Rabbeinu Bechaye makes a similar point[2]: He observes that when the Torah talks about the greatness of the famous Jewish figures such as the Forefathers, Moshe Rabbeinu and David HaMelech, it never comments on how smart they were.  Instead, they are praised for their exalted character traits: Avraham is praised for his kindness, Yaakov for being an Ish tam, and Moshe for being exceptionally modest.

This is an important lesson, given the fact that there often seems to be considerable emphasis on the natural intelligence of Jews.  It is true that even in secular areas, Jews excel, perhaps more than any other group.  The proportion of Jewish Nobel Prize winners is approximately one hundred times greater than their proportion in the world population.  

Yet, the Ohr HaChaim and Rabbeinu Bechaye teach us that this our natural intelligence is of no significance in terms of our unique role as the Chosen People and a Light to the Nations. 

A related point is that intelligence in and of itself is not a value, and it has no direct correlation with moral greatness.  Indeed, history demonstrates that some of the most evil people were highly educated and intelligent.  For example, many of the leading Nazis, ym”s were professors.  Their high IQ’s did not necessitate any greatness in morality, indeed it may well be that their intelligence made it easier for them to ‘intellectually justify’ their warped outlook.

Rav Elchanan Wasserman zt”l makes another point that debunks the idea of the importance of intelligence in areas that really matter.  He notes that once a girl turns 12 and a boy reaches 13, the Torah obligates them in all the Mitzvos, including the Mitzva of Emunah – belief in the existence of G-d. 

Rav Elchanan wonders how the Torah can obligate a child in this area, when some of the greatest minds in history debated at length the question of the existence of G-d.  He answers that, in truth, it is a very simple matter to recognize that the world was created by G-d, but the biases of the philosophers clouded their intellectual honesty and made a simple matter seem highly complicated.

One may argue that surely intelligence is very helpful in one of the most important aspects of avodat HaShem – learning Torah.  It is certainly true that intelligence can be a great benefit to learning, but only if it is combined with ameilut – toiling - and siyata diShmaya – Heavenly help. 

Rav Shlomo-Zalman Auerbach zt”l once noted that the Jewish people did not derive much nachas from their natural geniuses, meaning that many geniuses did not grow up to become great Talmidei Chachamim. 

Indeed, in one sense, great natural intellect can be an impediment, in that if, as a child, one finds learning very easy, he may well become accustomed to not having to work hard to understand his learning. 

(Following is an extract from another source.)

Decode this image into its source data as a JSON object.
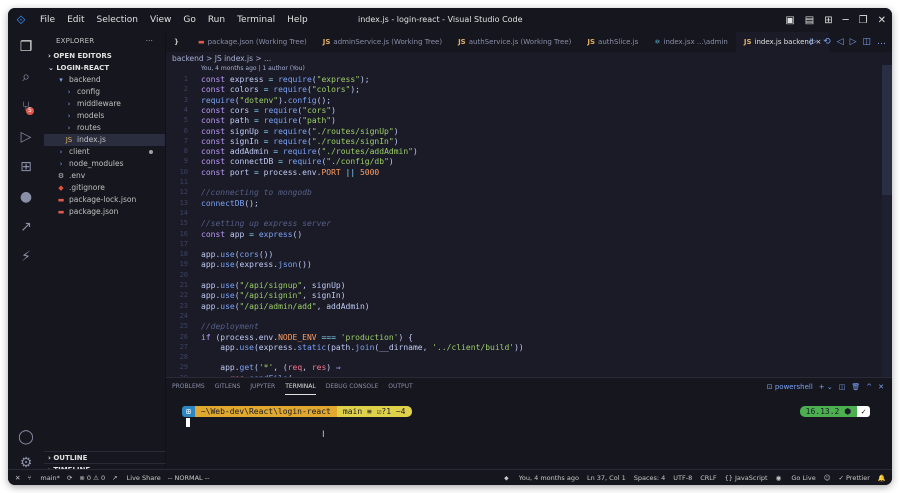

However, at some point, even a highly intelligent person will not be able to succeed in learning without putting in great effort.  Yet by this time, the person may be so used to not having to work, that he will not be able to adapt and will give up more easily than a less gifted person who is used to having to work hard.

In addition, when Our Sages[3] tell us the key to understanding Torah, they say nothing about intellect, rather they focus on hard work – they tell us that if a person says that he worked hard and succeeded we believe him, but if he says that he worked hard and did not succeed, we do not believe him.  Likewise, if he says that he did not work hard and succeeded, we do not believe him.  Thus, toil is the key to success, not natural talent. 

There are a number of stories about Gedolim (Great Torah Sages) who were not outstanding students in their youth, but a combination of extremely hard work, and tefillah for Siyata Dishmaya, ensured that their minds were opened up to the wonders of Torah.

The Ohr HaChaim teaches us that intelligence is not something unique to the Jewish people, and that it is not the reason that HaShem chose us – rather, the greatness of the Forefathers in their middot and Emunah was what mattered – our role is to focus on these areas, and deemphasize the importance of intelligence in success.

Notes and Sources
[1] Shemos, 18: 21, Veraisi…
[2] Cited by Rav Yissachar Frand, shlit’a.
[3] Megillah, 6b.